Finchem stands up for Woods
At last, someone in authority has been prepared to take questions pertaining to Tiger's troubles. Silence has been broken and golf has a voice.
It is a shame it is a monotone, but you can't have everything, and this is Tim Finchem, the PGA Tour's Commissioner, we are talking about.
Predictably, the answers weren't exactly dynamite and most could have been anticipated ahead of his traditional year-end teleconference, one that surely attracted a record numbers of listeners.
Finchem managed to deliver a rare dose of good news to the beleaguered Tiger Woods, perhaps the first that's gone the way of the world number one since his family life imploded three weeks ago.
Woods may have suffered a fall from grace unparalleled in the history of golf, but his behaviour has not been deemed "unbecoming" by those who run the Tour he has dominated for more than a decade.
And who can blame Finchem from taking this view. As he acknowledged, the Tour and Tiger need each other. Furthermore, Finchem's smooth legalese found a skilful form of words to exonerate the man who remains his most important player.
PGA Tour commissioner Tim Finchem poses with Tiger Woods after his win in the Bridgestone Invitational
"The PGA Tour has never, to my knowledge in our history, taken a situation in someone's personal life and dealt with it from a disciplinary matter or considered it conduct unbecoming as it relates to our regulations," Finchem said.
"Our regulations relate to conduct unbecoming that's either in the public arena or law enforcement arena."
Many will support Finchem's view that this is a domestic situation that is no business of those who provide the means to Woods' day job.
Others will wonder how behaving in a way that has led the world's best player to be the subject of a barrage of lurid tabloid headlines is anything other than "unbecoming".
Pay your money and take your choice. More curious was the way Finchem dismissed any worries over Woods' apparent association with a doctor who admits to using human growth hormone and who is under investigation by the FBI.
"The only thing we know is that there was a procedure reported. I haven't been directly involved in it, but our anti-doping people have looked at it and they've concluded that there's nothing about that procedure that would trigger any violation of our anti-doping policy," Finchem said.

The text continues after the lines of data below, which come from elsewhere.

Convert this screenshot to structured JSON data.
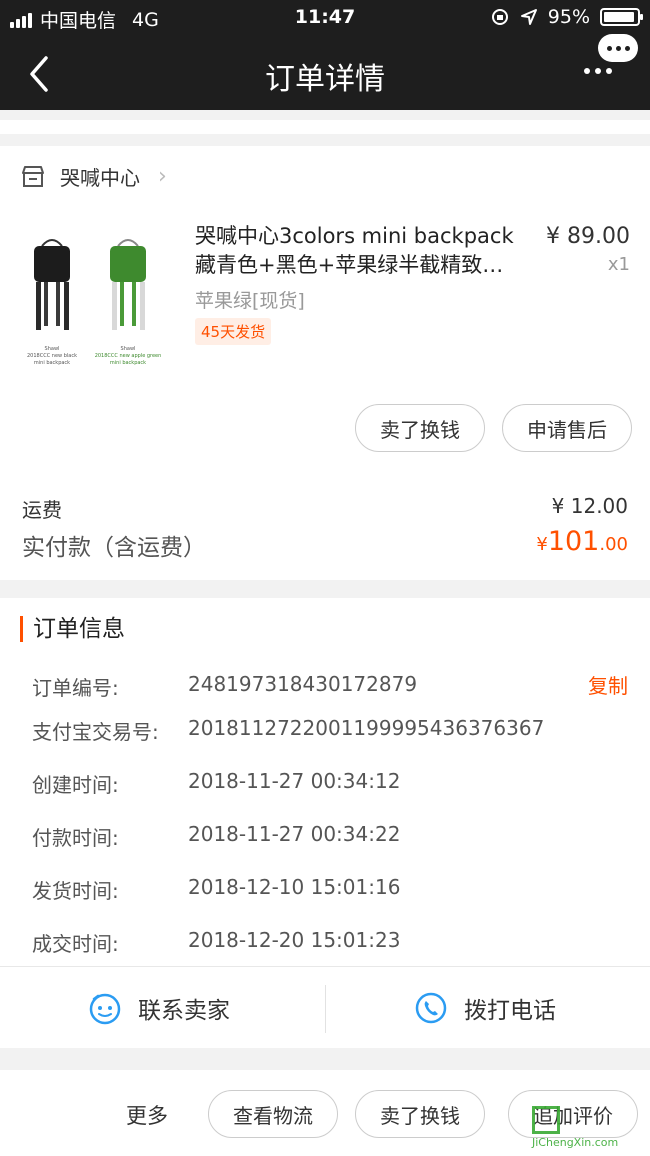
{
  "status_bar": {
    "carrier": "中国电信",
    "network": "4G",
    "time": "11:47",
    "battery": "95%"
  },
  "nav": {
    "title": "订单详情",
    "back_icon": "chevron-left-icon",
    "more_icon": "message-bubble-icon"
  },
  "order": {
    "store_name": "哭喊中心",
    "store_icon": "store-icon",
    "product": {
      "title_line1": "哭喊中心3colors mini backpack",
      "title_line2": "藏青色+黑色+苹果绿半截精致…",
      "price": "¥ 89.00",
      "quantity": "x1",
      "sku": "苹果绿[现货]",
      "tag": "45天发货"
    },
    "actions": {
      "sell": "卖了换钱",
      "after_sale": "申请售后"
    },
    "shipping_label": "运费",
    "shipping_value": "¥ 12.00",
    "total_label": "实付款（含运费）",
    "total_currency": "¥",
    "total_int": "101",
    "total_dec": ".00"
  },
  "info": {
    "title": "订单信息",
    "copy_label": "复制",
    "rows": [
      {
        "key": "订单编号:",
        "value": "248197318430172879"
      },
      {
        "key": "支付宝交易号:",
        "value": "2018112722001199995436376367"
      },
      {
        "key": "创建时间:",
        "value": "2018-11-27 00:34:12"
      },
      {
        "key": "付款时间:",
        "value": "2018-11-27 00:34:22"
      },
      {
        "key": "发货时间:",
        "value": "2018-12-10 15:01:16"
      },
      {
        "key": "成交时间:",
        "value": "2018-12-20 15:01:23"
      }
    ]
  },
  "contact": {
    "seller": "联系卖家",
    "phone": "拨打电话"
  },
  "bottom": {
    "more": "更多",
    "logistics": "查看物流",
    "sell": "卖了换钱",
    "review": "追加评价"
  },
  "watermark": {
    "site": "JiChengXin.com"
  },
  "colors": {
    "accent": "#ff5000",
    "nav_bg": "#1e1e1e",
    "contact_icon": "#2b9cf2"
  }
}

The procedure concerned is the perfectly legal platelet-rich plasma therapy which means taking blood, subjecting it to a spinning technique and then re-injecting it into the affected part of the body. "There's no reason for me to be concerned because I have no information to trigger concern," Finchem added.

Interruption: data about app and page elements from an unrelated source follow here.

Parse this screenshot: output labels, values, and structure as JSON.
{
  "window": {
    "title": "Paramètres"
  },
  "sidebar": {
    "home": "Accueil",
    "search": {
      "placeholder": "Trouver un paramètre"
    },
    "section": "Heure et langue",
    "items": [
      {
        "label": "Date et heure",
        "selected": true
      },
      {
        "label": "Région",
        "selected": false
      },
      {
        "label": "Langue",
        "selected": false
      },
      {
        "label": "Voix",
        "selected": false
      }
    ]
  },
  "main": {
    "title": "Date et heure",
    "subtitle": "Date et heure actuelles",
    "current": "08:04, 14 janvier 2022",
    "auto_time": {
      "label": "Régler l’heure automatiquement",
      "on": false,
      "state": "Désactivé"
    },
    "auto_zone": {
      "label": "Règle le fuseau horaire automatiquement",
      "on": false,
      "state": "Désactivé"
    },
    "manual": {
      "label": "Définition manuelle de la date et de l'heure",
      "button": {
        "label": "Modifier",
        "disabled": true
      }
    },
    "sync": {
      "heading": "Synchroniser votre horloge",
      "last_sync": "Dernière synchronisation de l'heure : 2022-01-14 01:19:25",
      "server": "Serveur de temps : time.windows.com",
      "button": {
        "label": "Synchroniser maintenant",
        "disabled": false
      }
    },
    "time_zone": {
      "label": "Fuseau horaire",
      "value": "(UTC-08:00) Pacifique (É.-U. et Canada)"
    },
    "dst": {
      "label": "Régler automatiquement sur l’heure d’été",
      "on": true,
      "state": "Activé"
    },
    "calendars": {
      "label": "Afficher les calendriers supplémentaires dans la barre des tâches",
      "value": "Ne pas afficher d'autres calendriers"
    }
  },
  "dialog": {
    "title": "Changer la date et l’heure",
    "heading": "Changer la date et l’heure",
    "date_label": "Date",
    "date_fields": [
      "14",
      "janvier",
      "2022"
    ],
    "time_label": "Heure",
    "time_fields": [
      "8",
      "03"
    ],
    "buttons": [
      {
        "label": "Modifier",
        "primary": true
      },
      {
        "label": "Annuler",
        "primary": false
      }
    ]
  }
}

The first bit is understandable, the second less so - and here's why. There is no evidence of Woods misusing treatments and potentially dodgy substances, but there is a link between him and someone who is under investigation for such practice - and that surely prompts "concern".
This has set off another frenzy of rumour and speculation, and Woods finds himself at the centre of it. His marriage falls apart, he admits infidelity and all of a sudden it's open season. Before he knows it, he's being labelled a potential drug cheat. And all because that bothersome knee is giving him more jip (and that's the real story by the way).
Shouldn't there be sufficient concern to have this properly looked into? Shouldn't the Tour, the one that administers anti-doping, be making a thorough check on this situation so that Woods can be properly exonerated? He would have nothing to fear, after all.
This is Finchem's theory on why there is no need for any concern. "The reason for that is we spent a year reaching out to players, working with them on understanding the details of our anti-doping policy, the elements of that policy and we got back virtually 100% support for those policies, including Tiger.
"So they've taken it very seriously... I have no reason to have concern with respect to him and a doctor that's used HGH (human growth hormone) with whatever patients for whom it's not an illegal drug."
HGH can be used legally but breaches the Wada code on anti-doping. How would this response go down in other sports? Golf shouldn't view itself any differently if it has the need for an anti-doping programme.
There is a perception that Woods' celebrity status helped him with the Florida State Attorney in the aftermath of the crash that set off the chain of events that have left the golfer at this low ebb.
Such a view of preferential treatment doesn't do anyone any favours, especially with an image to rebuild, and Finchem's comments, which sweep the matter under the carpet, smack of him misguidedly "giving the kid a break", as Woods' manager Mark Steinberg might say.
To be fair to Finchem, he otherwise did a good job of trying to diffuse the crisis that surrounds Woods and the potential knock-on effects for golf. He was robust in his view that the game can still prosper in the indefinite absence of its biggest name.
Woods has been dropped by Accenture
Naturally, you wouldn't expect any other view, and it was also no surprise that he emphasised that Accenture, the highest profile company to ditch Woods, has recently extended its commitment to the WGC Matchplay until 2014.
As for the player himself, well, it's reported not even his celebrity friend Charles Barkley can contact him at the moment and he remains in hiding.
Guardian golf blogger Lawrence Donegan has brilliantly compiled the 27 things we have learned in this extraordinary time since the car crash on 27 November and No 27 sums up Woods' situation perfectly. "Fame, wealth, endless supplies of free golf clubs - you might think you have everything but, trust me, you don't."
Tim Finchem is still your mate, though.